EXERCISE DATA »
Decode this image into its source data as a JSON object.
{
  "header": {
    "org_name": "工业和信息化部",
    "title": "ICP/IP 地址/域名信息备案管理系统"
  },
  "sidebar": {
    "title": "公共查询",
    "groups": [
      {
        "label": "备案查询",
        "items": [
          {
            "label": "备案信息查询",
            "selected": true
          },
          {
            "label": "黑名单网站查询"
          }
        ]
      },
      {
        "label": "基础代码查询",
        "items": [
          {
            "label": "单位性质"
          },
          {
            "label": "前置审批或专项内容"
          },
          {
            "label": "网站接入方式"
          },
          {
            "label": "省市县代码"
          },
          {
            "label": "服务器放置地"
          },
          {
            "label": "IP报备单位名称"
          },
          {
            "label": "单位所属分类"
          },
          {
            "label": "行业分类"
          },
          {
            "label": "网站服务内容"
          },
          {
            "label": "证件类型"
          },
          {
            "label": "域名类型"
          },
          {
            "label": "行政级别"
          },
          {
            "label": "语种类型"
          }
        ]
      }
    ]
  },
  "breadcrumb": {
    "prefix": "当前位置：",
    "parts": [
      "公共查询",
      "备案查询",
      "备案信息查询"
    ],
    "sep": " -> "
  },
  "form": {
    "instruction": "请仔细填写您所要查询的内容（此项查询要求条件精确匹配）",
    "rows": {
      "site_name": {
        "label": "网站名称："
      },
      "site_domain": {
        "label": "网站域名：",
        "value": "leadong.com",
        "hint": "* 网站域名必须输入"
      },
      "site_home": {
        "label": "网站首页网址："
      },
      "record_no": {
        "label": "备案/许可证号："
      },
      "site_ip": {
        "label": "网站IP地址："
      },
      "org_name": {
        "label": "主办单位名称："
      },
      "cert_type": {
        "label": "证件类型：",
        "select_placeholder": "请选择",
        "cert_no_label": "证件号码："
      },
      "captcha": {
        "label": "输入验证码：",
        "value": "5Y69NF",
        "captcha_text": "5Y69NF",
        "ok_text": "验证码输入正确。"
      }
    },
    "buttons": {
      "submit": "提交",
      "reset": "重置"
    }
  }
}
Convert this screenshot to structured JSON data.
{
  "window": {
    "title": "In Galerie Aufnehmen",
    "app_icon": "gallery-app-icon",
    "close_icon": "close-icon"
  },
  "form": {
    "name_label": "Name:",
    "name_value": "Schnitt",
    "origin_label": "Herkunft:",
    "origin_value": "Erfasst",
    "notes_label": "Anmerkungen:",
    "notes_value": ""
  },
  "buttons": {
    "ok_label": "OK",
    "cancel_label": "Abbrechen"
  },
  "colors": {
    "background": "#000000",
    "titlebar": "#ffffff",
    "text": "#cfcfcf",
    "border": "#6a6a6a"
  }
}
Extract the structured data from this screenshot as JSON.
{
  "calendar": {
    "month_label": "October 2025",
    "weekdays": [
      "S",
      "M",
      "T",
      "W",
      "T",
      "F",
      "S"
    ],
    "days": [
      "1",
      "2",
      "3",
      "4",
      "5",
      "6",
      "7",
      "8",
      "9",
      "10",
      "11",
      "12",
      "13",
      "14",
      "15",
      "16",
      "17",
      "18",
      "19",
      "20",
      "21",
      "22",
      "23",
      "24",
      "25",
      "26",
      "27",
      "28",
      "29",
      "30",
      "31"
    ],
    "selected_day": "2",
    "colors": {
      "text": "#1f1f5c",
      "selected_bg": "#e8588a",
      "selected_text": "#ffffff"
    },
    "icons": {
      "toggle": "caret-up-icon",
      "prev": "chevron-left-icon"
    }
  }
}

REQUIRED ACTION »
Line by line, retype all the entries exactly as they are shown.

WRITTEN RESPONSE »
Decode this image into its source data as a JSON object.
{
  "header": {
    "org_name": "工业和信息化部",
    "title": "ICP/IP 地址/域名信息备案管理系统"
  },
  "sidebar": {
    "title": "公共查询",
    "groups": [
      {
        "label": "备案查询",
        "items": [
          {
            "label": "备案信息查询",
            "selected": true
          },
          {
            "label": "黑名单网站查询"
          }
        ]
      },
      {
        "label": "基础代码查询",
        "items": [
          {
            "label": "单位性质"
          },
          {
            "label": "前置审批或专项内容"
          },
          {
            "label": "网站接入方式"
          },
          {
            "label": "省市县代码"
          },
          {
            "label": "服务器放置地"
          },
          {
            "label": "IP报备单位名称"
          },
          {
            "label": "单位所属分类"
          },
          {
            "label": "行业分类"
          },
          {
            "label": "网站服务内容"
          },
          {
            "label": "证件类型"
          },
          {
            "label": "域名类型"
          },
          {
            "label": "行政级别"
          },
          {
            "label": "语种类型"
          }
        ]
      }
    ]
  },
  "breadcrumb": {
    "prefix": "当前位置：",
    "parts": [
      "公共查询",
      "备案查询",
      "备案信息查询"
    ],
    "sep": " -> "
  },
  "form": {
    "instruction": "请仔细填写您所要查询的内容（此项查询要求条件精确匹配）",
    "rows": {
      "site_name": {
        "label": "网站名称："
      },
      "site_domain": {
        "label": "网站域名：",
        "value": "leadong.com",
        "hint": "* 网站域名必须输入"
      },
      "site_home": {
        "label": "网站首页网址："
      },
      "record_no": {
        "label": "备案/许可证号："
      },
      "site_ip": {
        "label": "网站IP地址："
      },
      "org_name": {
        "label": "主办单位名称："
      },
      "cert_type": {
        "label": "证件类型：",
        "select_placeholder": "请选择",
        "cert_no_label": "证件号码："
      },
      "captcha": {
        "label": "输入验证码：",
        "value": "5Y69NF",
        "captcha_text": "5Y69NF",
        "ok_text": "验证码输入正确。"
      }
    },
    "buttons": {
      "submit": "提交",
      "reset": "重置"
    }
  }
}
Convert this screenshot to structured JSON data.
{
  "window": {
    "title": "In Galerie Aufnehmen",
    "app_icon": "gallery-app-icon",
    "close_icon": "close-icon"
  },
  "form": {
    "name_label": "Name:",
    "name_value": "Schnitt",
    "origin_label": "Herkunft:",
    "origin_value": "Erfasst",
    "notes_label": "Anmerkungen:",
    "notes_value": ""
  },
  "buttons": {
    "ok_label": "OK",
    "cancel_label": "Abbrechen"
  },
  "colors": {
    "background": "#000000",
    "titlebar": "#ffffff",
    "text": "#cfcfcf",
    "border": "#6a6a6a"
  }
}
Extract the structured data from this screenshot as JSON.
{
  "calendar": {
    "month_label": "October 2025",
    "weekdays": [
      "S",
      "M",
      "T",
      "W",
      "T",
      "F",
      "S"
    ],
    "days": [
      "1",
      "2",
      "3",
      "4",
      "5",
      "6",
      "7",
      "8",
      "9",
      "10",
      "11",
      "12",
      "13",
      "14",
      "15",
      "16",
      "17",
      "18",
      "19",
      "20",
      "21",
      "22",
      "23",
      "24",
      "25",
      "26",
      "27",
      "28",
      "29",
      "30",
      "31"
    ],
    "selected_day": "2",
    "colors": {
      "text": "#1f1f5c",
      "selected_bg": "#e8588a",
      "selected_text": "#ffffff"
    },
    "icons": {
      "toggle": "caret-up-icon",
      "prev": "chevron-left-icon"
    }
  }
}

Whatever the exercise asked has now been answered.